The book is the line in the sand, proof that she is not, as she is so often conflated, the Hannah Horvath she has created.Speed Read: Lena Dunham’s Most Shocking Confessions From ‘Not That Kind of Girl’
September 26, 2014
Historical Examples of sand
The sides of this hill he covered with a layer of bricks that the sand might not be blown away.Ancient Man
Hendrik Willem van Loon
We could not find any of his camps, however; doubtless the sand has long since covered them.Explorations in Australia
But it was not to be drifted up with the sand of forgetfulness!Weighed and Wanting
But they saw that the sea was for the swimmer, and the sand for the feet of the runner.De Profundis
Yates caught up a handful of sand, and flung it lightly against the pane.In the Midst of Alarms
- a greyish-yellow colour
- (as adjective)sand upholstery
Word Origin for sand
Old English sand, from Proto-Germanic *sandam (cf. Old Norse sandr, Old Frisian sond, Middle Dutch sant, Dutch zand, German Sand), from PIE *bhs-amadho- (cf. Greek psammos "sand;" Latin sabulum "coarse sand," source of Italian sabbia, French sable), suffixed form of root *bhes- "to rub."
Historically, the line between sand and gravel cannot be distinctly drawn.
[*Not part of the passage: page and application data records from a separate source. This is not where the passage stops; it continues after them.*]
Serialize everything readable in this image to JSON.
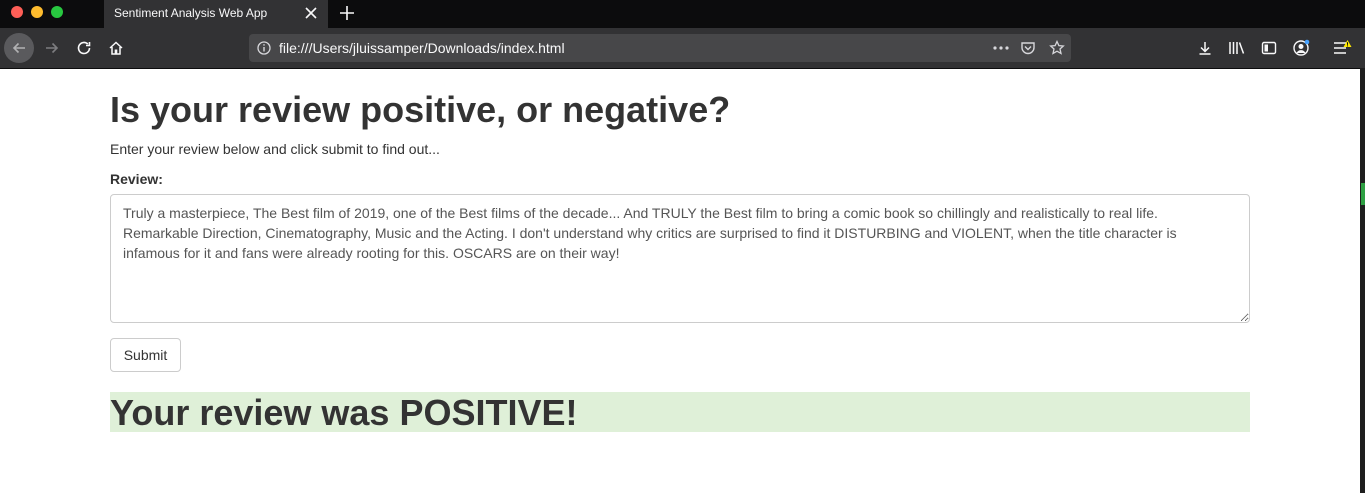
{
  "browser": {
    "tab_title": "Sentiment Analysis Web App",
    "url": "file:///Users/jluissamper/Downloads/index.html",
    "colors": {
      "chrome": "#0c0c0d",
      "toolbar": "#323234",
      "urlbar": "#474749",
      "icon": "#f9f9fa"
    }
  },
  "page": {
    "heading": "Is your review positive, or negative?",
    "subtitle": "Enter your review below and click submit to find out...",
    "review_label": "Review:",
    "review_text": "Truly a masterpiece, The Best film of 2019, one of the Best films of the decade... And TRULY the Best film to bring a comic book so chillingly and realistically to real life. Remarkable Direction, Cinematography, Music and the Acting. I don't understand why critics are surprised to find it DISTURBING and VIOLENT, when the title character is infamous for it and fans were already rooting for this. OSCARS are on their way!",
    "submit_label": "Submit",
    "result_text": "Your review was POSITIVE!",
    "result_color": "#dff0d8"
  }
}
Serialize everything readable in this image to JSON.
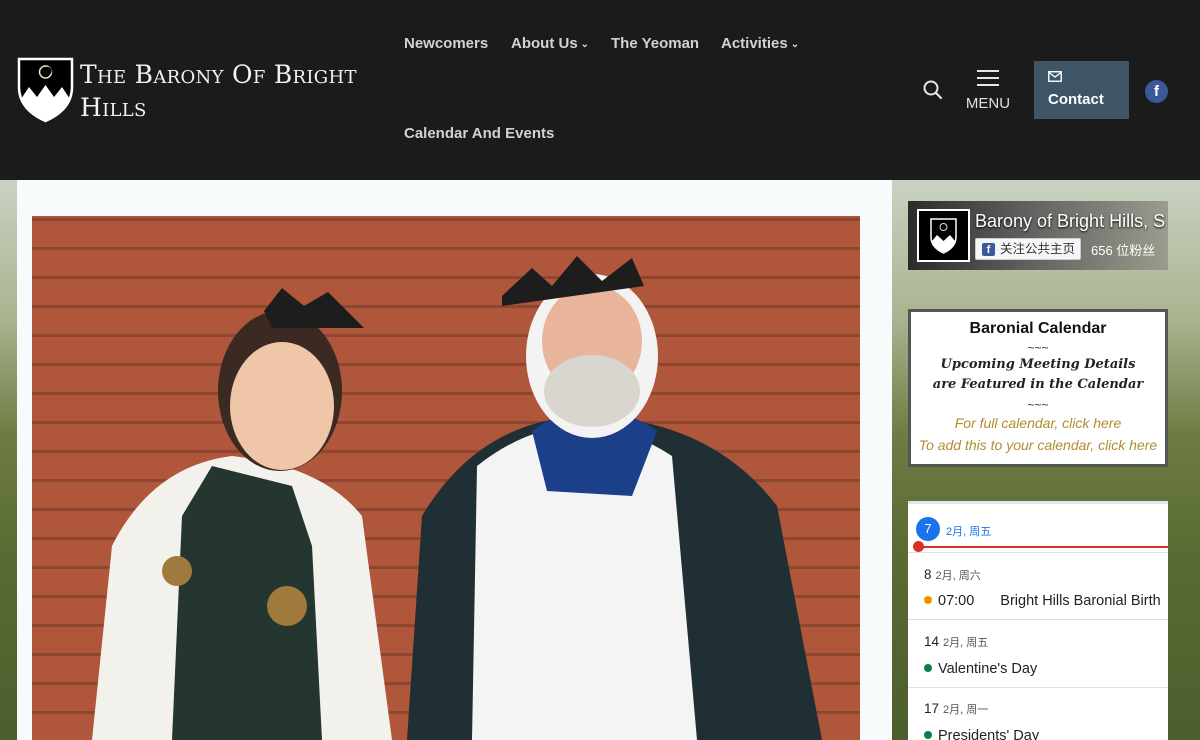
{
  "site": {
    "title": "The Barony Of Bright Hills"
  },
  "nav": {
    "items": [
      {
        "label": "Newcomers",
        "has_dropdown": false
      },
      {
        "label": "About Us",
        "has_dropdown": true
      },
      {
        "label": "The Yeoman",
        "has_dropdown": false
      },
      {
        "label": "Activities",
        "has_dropdown": true
      },
      {
        "label": "Calendar And Events",
        "has_dropdown": false
      }
    ],
    "menu_label": "MENU",
    "contact_label": "Contact",
    "facebook_glyph": "f"
  },
  "facebook_widget": {
    "page_name": "Barony of Bright Hills, S",
    "follow_label": "关注公共主页",
    "fans": "656 位粉丝"
  },
  "baronial_calendar": {
    "title": "Baronial Calendar",
    "separator": "~~~",
    "note_line1": "Upcoming Meeting Details",
    "note_line2": "are Featured in the Calendar",
    "full_calendar_link": "For full calendar, click here",
    "add_calendar_link": "To add this to your calendar, click here"
  },
  "agenda": {
    "today": {
      "day": "7",
      "label": "2月, 周五"
    },
    "days": [
      {
        "day": "8",
        "label": "2月, 周六",
        "events": [
          {
            "time": "07:00",
            "title": "Bright Hills Baronial Birth",
            "color": "#f09300"
          }
        ]
      },
      {
        "day": "14",
        "label": "2月, 周五",
        "events": [
          {
            "time": "",
            "title": "Valentine's Day",
            "color": "#0b8043"
          }
        ]
      },
      {
        "day": "17",
        "label": "2月, 周一",
        "events": [
          {
            "time": "",
            "title": "Presidents' Day",
            "color": "#0b8043"
          }
        ]
      }
    ]
  },
  "colors": {
    "header_bg": "#1b1b1b",
    "contact_bg": "#3d5564",
    "link_gold": "#b08d2e",
    "today_blue": "#1a73e8",
    "now_red": "#d93025"
  }
}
Used figuratively in Old English in reference to innumerability and instability. General Germanic, but not attested in Gothic, which used in this sense malma, related to Old High German melm "dust," the first element of the Swedish city name Malmö (the second element meaning "island"), and to Latin molere "to grind." Metaphoric for "innumerability" since Old English. Sand dollar, type of flat sea-urchin, so called from 1884, so called for its shape; sand dune attested from 1830.
late 14c., "to sprinkle with sand," from sand (n.); from 1620s as "to bury or fill in with sand." Meaning "to grind or polish with sand" is from 1858. Related: Sanded; sanding.
see build on sand; hide one's head in the sand.